186 The input data for cdbfasta compression can be collected from stdin if '-' is
187 used instead of a file name:
188
189 cat my_data_files* | cdbfasta - -z mydata.cdbz
190
191 This option is useful especially when the total size of input data files is
192 extremely large (over the file-system limits or over the 4GB internal limit of
193 cdbfasta) while the compressed output can be small enough to fall under such
194 limits.
195
196 With compressed databases cdbyank can be used normally without extra options as
197 it will auto-detect the compression (from the index file info) and activate
198 on-the-fly decompression of the retrieved records.
199
200 The -F and -R options are not yet accepted when working with compressed
201 records.
202
203 5.Development notes
204 ===================
205
206 These tools were developed in C++, based on the publicly available cdb
207 ("constant database") code written by D.J. Bernstein
208 (http://cr.yp.to/djb.html). "Constant databases" are those that we don't need
209 to add to or remove records from. The original C source was (rather crudely)
210 wrapped into C++ classes and adjusted to automatically index fasta records and
211 to create an external index instead of compacting the original data file like
212 the original cdb library code does. Also the "endianness" is now checked at
213 runtime and the bytes are swapped accordingly such that the file offsets and
214 record sizes are always read/written in the same way in the index file.
215
216 The compression option uses zlib's "deflate" method.

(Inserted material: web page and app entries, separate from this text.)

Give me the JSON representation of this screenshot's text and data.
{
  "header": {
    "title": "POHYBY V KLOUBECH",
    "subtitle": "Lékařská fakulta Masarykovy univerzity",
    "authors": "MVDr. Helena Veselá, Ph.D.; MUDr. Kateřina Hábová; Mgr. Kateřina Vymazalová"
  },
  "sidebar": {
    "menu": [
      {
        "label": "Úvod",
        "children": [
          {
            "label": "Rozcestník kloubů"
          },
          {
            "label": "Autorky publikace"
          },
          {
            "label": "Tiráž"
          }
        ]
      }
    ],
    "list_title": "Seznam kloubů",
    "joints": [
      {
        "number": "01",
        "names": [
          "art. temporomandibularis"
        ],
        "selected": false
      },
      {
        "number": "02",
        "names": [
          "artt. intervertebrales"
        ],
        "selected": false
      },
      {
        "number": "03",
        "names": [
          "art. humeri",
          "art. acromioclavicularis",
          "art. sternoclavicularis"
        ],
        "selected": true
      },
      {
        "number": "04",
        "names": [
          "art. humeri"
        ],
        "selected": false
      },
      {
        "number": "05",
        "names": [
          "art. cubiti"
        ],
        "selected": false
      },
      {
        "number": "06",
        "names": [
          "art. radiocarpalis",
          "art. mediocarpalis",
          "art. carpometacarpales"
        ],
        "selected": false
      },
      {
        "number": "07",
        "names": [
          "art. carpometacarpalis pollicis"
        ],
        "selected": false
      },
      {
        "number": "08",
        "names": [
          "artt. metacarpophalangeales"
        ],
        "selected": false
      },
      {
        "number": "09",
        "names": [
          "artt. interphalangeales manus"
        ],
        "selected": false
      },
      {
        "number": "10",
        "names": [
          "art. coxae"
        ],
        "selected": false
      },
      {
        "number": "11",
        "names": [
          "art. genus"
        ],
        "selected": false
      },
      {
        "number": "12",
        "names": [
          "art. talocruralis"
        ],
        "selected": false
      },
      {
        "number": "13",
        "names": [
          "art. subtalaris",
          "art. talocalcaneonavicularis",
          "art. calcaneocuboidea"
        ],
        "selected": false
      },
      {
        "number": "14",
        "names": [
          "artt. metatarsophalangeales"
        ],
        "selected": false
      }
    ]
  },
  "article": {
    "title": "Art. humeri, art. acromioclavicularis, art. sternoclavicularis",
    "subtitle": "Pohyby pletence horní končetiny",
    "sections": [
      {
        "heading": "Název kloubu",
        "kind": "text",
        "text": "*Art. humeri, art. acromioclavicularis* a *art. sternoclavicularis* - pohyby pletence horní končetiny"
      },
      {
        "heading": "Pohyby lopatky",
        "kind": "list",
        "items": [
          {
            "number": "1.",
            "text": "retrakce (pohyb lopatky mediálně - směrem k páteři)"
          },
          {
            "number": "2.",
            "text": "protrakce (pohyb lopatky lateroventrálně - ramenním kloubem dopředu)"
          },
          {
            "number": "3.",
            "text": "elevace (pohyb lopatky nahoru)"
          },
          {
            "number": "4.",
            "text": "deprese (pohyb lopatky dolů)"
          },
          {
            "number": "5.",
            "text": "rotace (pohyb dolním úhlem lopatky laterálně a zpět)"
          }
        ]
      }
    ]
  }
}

The program uses deflate()
217 with Z_FULL_FLUSH after each record, such that random record decompression is
218 possible after the first dummy record is decompressed.
219
220 The index file contains an info chunk (actually stored at the end of the file)
221 which maintains a summary data and flags about the indexing process (the -s
222 option of cdbyank retrieves this information). Since the compression option
223 was added, cdbyank is always trying to read this information first (before
224 opening the data file) in order to determine if the data records are compressed
225 or not.
226
227 Please let me know if you notice problems running with these tools.
228
229 --
230 Geo Pertea
231 gpertea@tigr.org
232 06/09/2003
233
234
235 7. Copyright
236 ============
237
238 Copyright (c) 2002-2003, The Institute for Genomic Research,
239 All Rights Reserved
240 This software is OSI Certified Open Source Software.
241 OSI Certified is a certification mark of the Open Source Initiative.